2. The procession of St. Mark's day is said to have been instituted by Pope Gregory the Great at the time when, in consequence of a great inundation, a pestilence was raging in Rome and vicinity. The symptoms of this dread disease were, yawning or sneezing until the victim dropped dead. Hence originated the custom of saying ''God bless you'' when one sneezes; also of making the sign of the cross on the mouth when yawning. To ward off this terrible disease Pope Gregory commanded a solemn procession to be held, and appointed it to be solemnized yearly on the 25th of April; it must have been, however, an ancient custom, but only became general on the occasion of the pestilence. In the beginning of spring, when all nature awakes, this procession is held to beseech Almighty God to avert various natural calamities—-the dangers of drought, storm and tempest.
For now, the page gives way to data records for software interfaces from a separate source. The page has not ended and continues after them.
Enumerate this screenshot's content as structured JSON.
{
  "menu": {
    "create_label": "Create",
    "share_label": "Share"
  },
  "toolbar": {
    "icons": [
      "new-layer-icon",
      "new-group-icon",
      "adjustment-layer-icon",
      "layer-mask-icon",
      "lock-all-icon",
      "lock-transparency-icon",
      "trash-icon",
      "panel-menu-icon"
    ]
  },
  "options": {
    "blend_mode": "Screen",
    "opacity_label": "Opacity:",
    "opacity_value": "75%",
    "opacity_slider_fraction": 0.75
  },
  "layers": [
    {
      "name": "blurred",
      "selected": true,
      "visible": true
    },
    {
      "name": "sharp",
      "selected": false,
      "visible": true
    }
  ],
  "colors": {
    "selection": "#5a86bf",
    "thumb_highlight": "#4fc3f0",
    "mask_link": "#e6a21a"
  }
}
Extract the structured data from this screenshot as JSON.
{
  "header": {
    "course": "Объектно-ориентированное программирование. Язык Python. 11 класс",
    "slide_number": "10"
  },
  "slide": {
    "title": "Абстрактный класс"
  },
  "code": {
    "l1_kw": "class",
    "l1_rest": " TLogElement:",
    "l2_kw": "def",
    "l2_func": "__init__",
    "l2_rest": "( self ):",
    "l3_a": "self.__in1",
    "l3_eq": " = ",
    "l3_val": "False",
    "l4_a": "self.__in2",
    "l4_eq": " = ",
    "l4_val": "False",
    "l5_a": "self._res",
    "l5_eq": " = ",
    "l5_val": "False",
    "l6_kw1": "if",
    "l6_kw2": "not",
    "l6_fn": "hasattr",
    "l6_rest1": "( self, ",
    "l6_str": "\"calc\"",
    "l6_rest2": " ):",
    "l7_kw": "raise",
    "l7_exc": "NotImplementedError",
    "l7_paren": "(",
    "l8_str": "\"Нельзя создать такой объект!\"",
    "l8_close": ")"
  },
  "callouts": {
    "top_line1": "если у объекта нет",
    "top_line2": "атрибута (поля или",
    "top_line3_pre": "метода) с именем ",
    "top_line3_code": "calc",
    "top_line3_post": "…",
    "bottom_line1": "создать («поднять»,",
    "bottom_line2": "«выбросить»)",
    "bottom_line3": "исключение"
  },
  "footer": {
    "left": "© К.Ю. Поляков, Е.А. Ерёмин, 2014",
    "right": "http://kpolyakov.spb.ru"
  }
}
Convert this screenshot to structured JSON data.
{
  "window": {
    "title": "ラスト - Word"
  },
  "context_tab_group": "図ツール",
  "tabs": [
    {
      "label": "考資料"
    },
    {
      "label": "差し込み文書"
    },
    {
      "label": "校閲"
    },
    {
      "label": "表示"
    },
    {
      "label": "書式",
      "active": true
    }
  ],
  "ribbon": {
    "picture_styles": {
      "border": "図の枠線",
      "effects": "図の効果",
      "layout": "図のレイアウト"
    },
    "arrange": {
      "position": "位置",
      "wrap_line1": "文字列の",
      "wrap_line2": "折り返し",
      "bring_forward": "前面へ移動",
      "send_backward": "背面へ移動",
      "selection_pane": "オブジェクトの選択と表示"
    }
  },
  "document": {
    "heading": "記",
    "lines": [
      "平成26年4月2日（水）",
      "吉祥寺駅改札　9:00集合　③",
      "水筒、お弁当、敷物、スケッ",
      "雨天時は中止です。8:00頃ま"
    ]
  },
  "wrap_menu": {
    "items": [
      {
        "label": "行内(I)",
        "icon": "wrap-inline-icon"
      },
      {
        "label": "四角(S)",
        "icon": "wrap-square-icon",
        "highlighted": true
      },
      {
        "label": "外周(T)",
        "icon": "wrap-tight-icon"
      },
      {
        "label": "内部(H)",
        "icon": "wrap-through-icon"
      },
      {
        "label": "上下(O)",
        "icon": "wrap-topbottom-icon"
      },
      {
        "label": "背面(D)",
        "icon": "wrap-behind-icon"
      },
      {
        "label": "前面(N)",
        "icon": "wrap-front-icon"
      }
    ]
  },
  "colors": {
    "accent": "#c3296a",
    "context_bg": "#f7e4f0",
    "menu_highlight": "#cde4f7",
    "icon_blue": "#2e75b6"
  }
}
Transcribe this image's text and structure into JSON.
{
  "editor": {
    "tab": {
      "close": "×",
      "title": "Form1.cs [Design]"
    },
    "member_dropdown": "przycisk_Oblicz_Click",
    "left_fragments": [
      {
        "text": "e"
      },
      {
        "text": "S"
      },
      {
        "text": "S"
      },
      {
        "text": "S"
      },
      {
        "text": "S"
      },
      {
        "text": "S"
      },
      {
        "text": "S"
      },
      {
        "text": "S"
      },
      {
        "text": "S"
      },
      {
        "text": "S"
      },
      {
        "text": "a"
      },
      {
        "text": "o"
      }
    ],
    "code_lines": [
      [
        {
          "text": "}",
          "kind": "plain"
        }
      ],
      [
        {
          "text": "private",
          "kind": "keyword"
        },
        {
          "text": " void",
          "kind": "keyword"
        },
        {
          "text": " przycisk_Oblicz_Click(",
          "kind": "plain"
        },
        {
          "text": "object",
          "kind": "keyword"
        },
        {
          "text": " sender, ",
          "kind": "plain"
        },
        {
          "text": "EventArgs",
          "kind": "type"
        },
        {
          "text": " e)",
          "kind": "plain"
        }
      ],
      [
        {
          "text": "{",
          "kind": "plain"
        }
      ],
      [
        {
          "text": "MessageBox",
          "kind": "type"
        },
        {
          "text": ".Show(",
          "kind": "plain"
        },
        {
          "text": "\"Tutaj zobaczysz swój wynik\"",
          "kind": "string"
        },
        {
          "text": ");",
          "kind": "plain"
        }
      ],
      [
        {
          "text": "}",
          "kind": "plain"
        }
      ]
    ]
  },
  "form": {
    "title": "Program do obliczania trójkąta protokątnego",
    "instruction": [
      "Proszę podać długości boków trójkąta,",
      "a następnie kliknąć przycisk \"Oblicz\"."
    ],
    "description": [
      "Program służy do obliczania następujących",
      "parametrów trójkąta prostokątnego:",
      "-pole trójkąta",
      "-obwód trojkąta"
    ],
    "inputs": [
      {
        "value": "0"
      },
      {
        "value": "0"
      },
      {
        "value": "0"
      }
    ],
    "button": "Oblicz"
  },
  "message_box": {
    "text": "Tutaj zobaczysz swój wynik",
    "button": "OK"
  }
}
The faithful having been reconciled to God at Easter, now beg to be reconciled with nature, in order to receive not the curse of sin resting upon it through the fall of Adam, but instead the blessings of our heavenly Father. This procession then is really the celebration of the resurrection of nature. It is placed upon the 25th of April, being the first day upon which Easter cannot occur; for the spiritual resurrection must be accomplished before the curse of sin can be taken from nature. The Feast of St. Mark, celebrated on this day, is of much later origin and has no connection with it.
3. On the three days preceding the Feast of the Ascension, processions are also held, therefore this week is called ''Rogation Week," from the Latin ''rogare"—to ask or to pray. The holy bishop Mamertus of Vienne, France, was the first to introduce these processions towards the close of the fifth century to avert various temporal calamities; they found imitation in France, then gradually throughout Christendom. Formerly these days were days of fast and abstinence, as well as of rest from servile work.
4. These processions have a twofold object, namely, to be reconciled with God by penance, and by prayer to obtain new graces and benefits. Our prayers should be for temporal and spiritual blessings: the prosperity of the harvest, preservation from evil, the love of God and freedom from sin. All these requests are contained in the Litany of the Saints, which is prayed on these days, either in the church or in the processions. The special Mass for these days is read in violet, the penitential color, and is intended to increase the confidence of the faithful, and to enhance the efficacy of their prayers.
5. Processions may be held on other extraordinary occasions to avert great calamities; their celebration is the same as those of Rogation week.
-The Ecclesiastical Year, Imprimatur 1903 -